added 2 research items
Using videogames as a learning tool is not new and it has been shown to be effective in most cases; however the setting and environment in which these tools are used seems to have a great impact on the results. Using our own serious educational videogame, a study was conducted in a rural (low SES) school where students have limited access to computers and technology. The main objective was to assess if the involvement of students with videogames in rural schools could result in an increase in performance and such increase could be maintained. Results indicated that indeed there is an increase in performance and in most cases it is sustained. PROCEDURE AND SUBJECTS A new serious educational videogame, Cerebrex was developed in conjunction with Elemental Geeks, which consists of 12 minigames, each one of one minute duration and could be played indefinite times, the minigames focus on numeric, visuospatial, memory and rational areas. Cerebrex reached semifinals at the ECGBL (European Conference on Games Based Learning) in 2014. A rural school in Patzun, Guatemala was chosen for the study, since the school does not own a computer lab, simultaneous work and collaboration was held with the local municipality in order to have access to a public computer lab. An agreement was reached to allow the students to use their installations. The target audience was 6th year students, a total of 118 students participated in the experiment. All students took the general aptitude test Factorial Evaluation of the Intellectual Aptitudes (FEIA, Santamria, et. al, 2005) in order to measure their cognitive abilities in the numeric, visuospatial, memory, verbal and rational areas. After taking the test the students were taught how to use the game and given access to the videogame for 10 weeks. After this period of time, all students took the general aptitude test again concluding phase 1. In phase 2, the access to the videogame was suspended for 10 weeks and at the end of this time, they took the aptitude test again. RESULTS The mean age of the subjects was 13, with a range of 10 to 17 years old, 45% of the sample were girls and 55% were boys. The results showed that as hypothesized, playing the game had a marked increase in several of the subtests, and, what is more important this increment was sustained after 10 months. To see if the effects in phase 1 and 2 were significant an analysis of repeated measures was used. The difference is significant. Analyses were run also to look at the effect of age and gender, but those variables did not have an impact in the results. The results of the study suggest that there was a statistical significant increase in performance, as was expected to be present during both, the second and third testing. Such increase occurred in all test areas, however it was unexpected the effect found in the verbal area, given that Cerebrex does not include any minigame that could be categorized as verbal or to specifically target verbal stimulation.

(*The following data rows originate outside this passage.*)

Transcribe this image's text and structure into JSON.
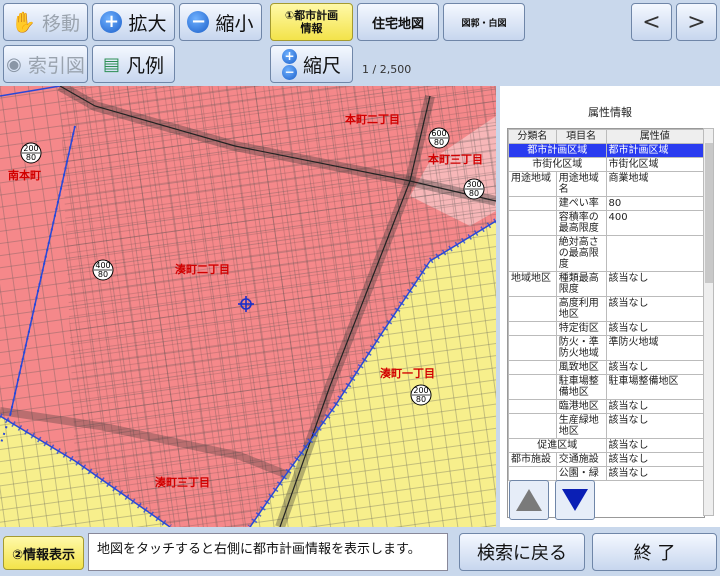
{
  "toolbar": {
    "move_label": "移動",
    "zoom_in_label": "拡大",
    "zoom_out_label": "縮小",
    "urban_plan_label_line1": "①都市計画",
    "urban_plan_label_line2": "情報",
    "housing_map_label": "住宅地図",
    "zumen_label": "図郭・白図",
    "prev_label": "<",
    "next_label": ">",
    "index_map_label": "索引図",
    "legend_label": "凡例",
    "scale_label": "縮尺",
    "scale_value": "1 / 2,500"
  },
  "map": {
    "labels": [
      "本町二丁目",
      "南本町",
      "本町三丁目",
      "湊町二丁目",
      "湊町一丁目",
      "湊町三丁目"
    ],
    "zone_markers": [
      {
        "top": "200",
        "bottom": "80"
      },
      {
        "top": "600",
        "bottom": "80"
      },
      {
        "top": "300",
        "bottom": "80"
      },
      {
        "top": "400",
        "bottom": "80"
      },
      {
        "top": "200",
        "bottom": "80"
      }
    ]
  },
  "panel": {
    "title": "属性情報",
    "columns": [
      "分類名",
      "項目名",
      "属性値"
    ],
    "rows": [
      {
        "cat": "都市計画区域",
        "item": "",
        "value": "都市計画区域",
        "selected": true,
        "merged": true
      },
      {
        "cat": "市街化区域",
        "item": "",
        "value": "市街化区域",
        "merged": true
      },
      {
        "cat": "用途地域",
        "item": "用途地域名",
        "value": "商業地域"
      },
      {
        "cat": "",
        "item": "建ぺい率",
        "value": "80"
      },
      {
        "cat": "",
        "item": "容積率の最高限度",
        "value": "400"
      },
      {
        "cat": "",
        "item": "絶対高さの最高限度",
        "value": ""
      },
      {
        "cat": "地域地区",
        "item": "種類最高限度",
        "value": "該当なし"
      },
      {
        "cat": "",
        "item": "高度利用地区",
        "value": "該当なし"
      },
      {
        "cat": "",
        "item": "特定街区",
        "value": "該当なし"
      },
      {
        "cat": "",
        "item": "防火・準防火地域",
        "value": "準防火地域"
      },
      {
        "cat": "",
        "item": "風致地区",
        "value": "該当なし"
      },
      {
        "cat": "",
        "item": "駐車場整備地区",
        "value": "駐車場整備地区"
      },
      {
        "cat": "",
        "item": "臨港地区",
        "value": "該当なし"
      },
      {
        "cat": "",
        "item": "生産緑地地区",
        "value": "該当なし"
      },
      {
        "cat": "促進区域",
        "item": "",
        "value": "該当なし",
        "merged": true
      },
      {
        "cat": "都市施設",
        "item": "交通施設",
        "value": "該当なし"
      },
      {
        "cat": "",
        "item": "公園・緑",
        "value": "該当なし"
      }
    ]
  },
  "bottom": {
    "info_display_label": "②情報表示",
    "message": "地図をタッチすると右側に都市計画情報を表示します。",
    "back_to_search_label": "検索に戻る",
    "end_label": "終 了"
  },
  "colors": {
    "commercial_zone": "#f5888a",
    "residential_zone": "#f7ef8c",
    "selection": "#2a3cf0",
    "boundary": "#2848d8"
  }
}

Using videogames as a learning tool is not new and it has been shown to be effective in most cases; however the setting and environment in which these tools are used seems to have a great impact on the results. Using our own serious educational videogame, a study was conducted in a rural (low SES) school where students have limited access to computers and technology. The main objective was to assess if the involvement of students with videogames in rural schools could result in an increase in performance and such increase could be maintained. Results indicated that indeed there is an increase in performance and in most cases it is sustained.
Recently there has been a series of technological innovations to improve education. Educational systems have been incorporating progressively those innovations in order to enhance and make more motivating the learning experience. This paper presents the preliminary effects of CEREBREX (Lemus, Ajin & Pinto, 2014), a serious educational videogame. This video game was tested for the first time in sixth grade in a private school in Guatemala City. The children in one group were encouraged to play for ten weeks, and the control group received only their regular mathematics class. The results showed there was an increase in Mathematics highly significant, between pre and post test in the group using CEREBREX. However, in the control group there was no such increment.
Videogames are currently amongst the most popular media among children and young adults. Although initially videogames were viewed as negative, recent studies have shown that they can be used for learning, improving grades, cognitive and non-cognitive skills. In this paper we discuss the ideas behind the design and implementation of the "Cerebrex" a serious educational videogame (SEG) from a motivational analysis perspective and show some of the preliminary results. Namely, we correlate each game mechanic we implemented with various motivation analysis perspectives including Self-Determination Theory (Deci & Ryan 2000), Uses and Gratifications Theory (Blumler 1974), Player Motive (Yee 2006) (Bartle 2004), A Framework for SEGs (Annetta 2010). Since Cerebrex is targeted at Guatemalan elementary 4th to 6th grade students care was taken to incorporate Mayan cultural aspects such as imaging, language and problems in a format they can understand. The game focuses on four main cognitive areas: Numeric, Rational, Memory and Visuospatial. Game mechanics were tested among a population of about 20,000 subjects in order to enhance engagement.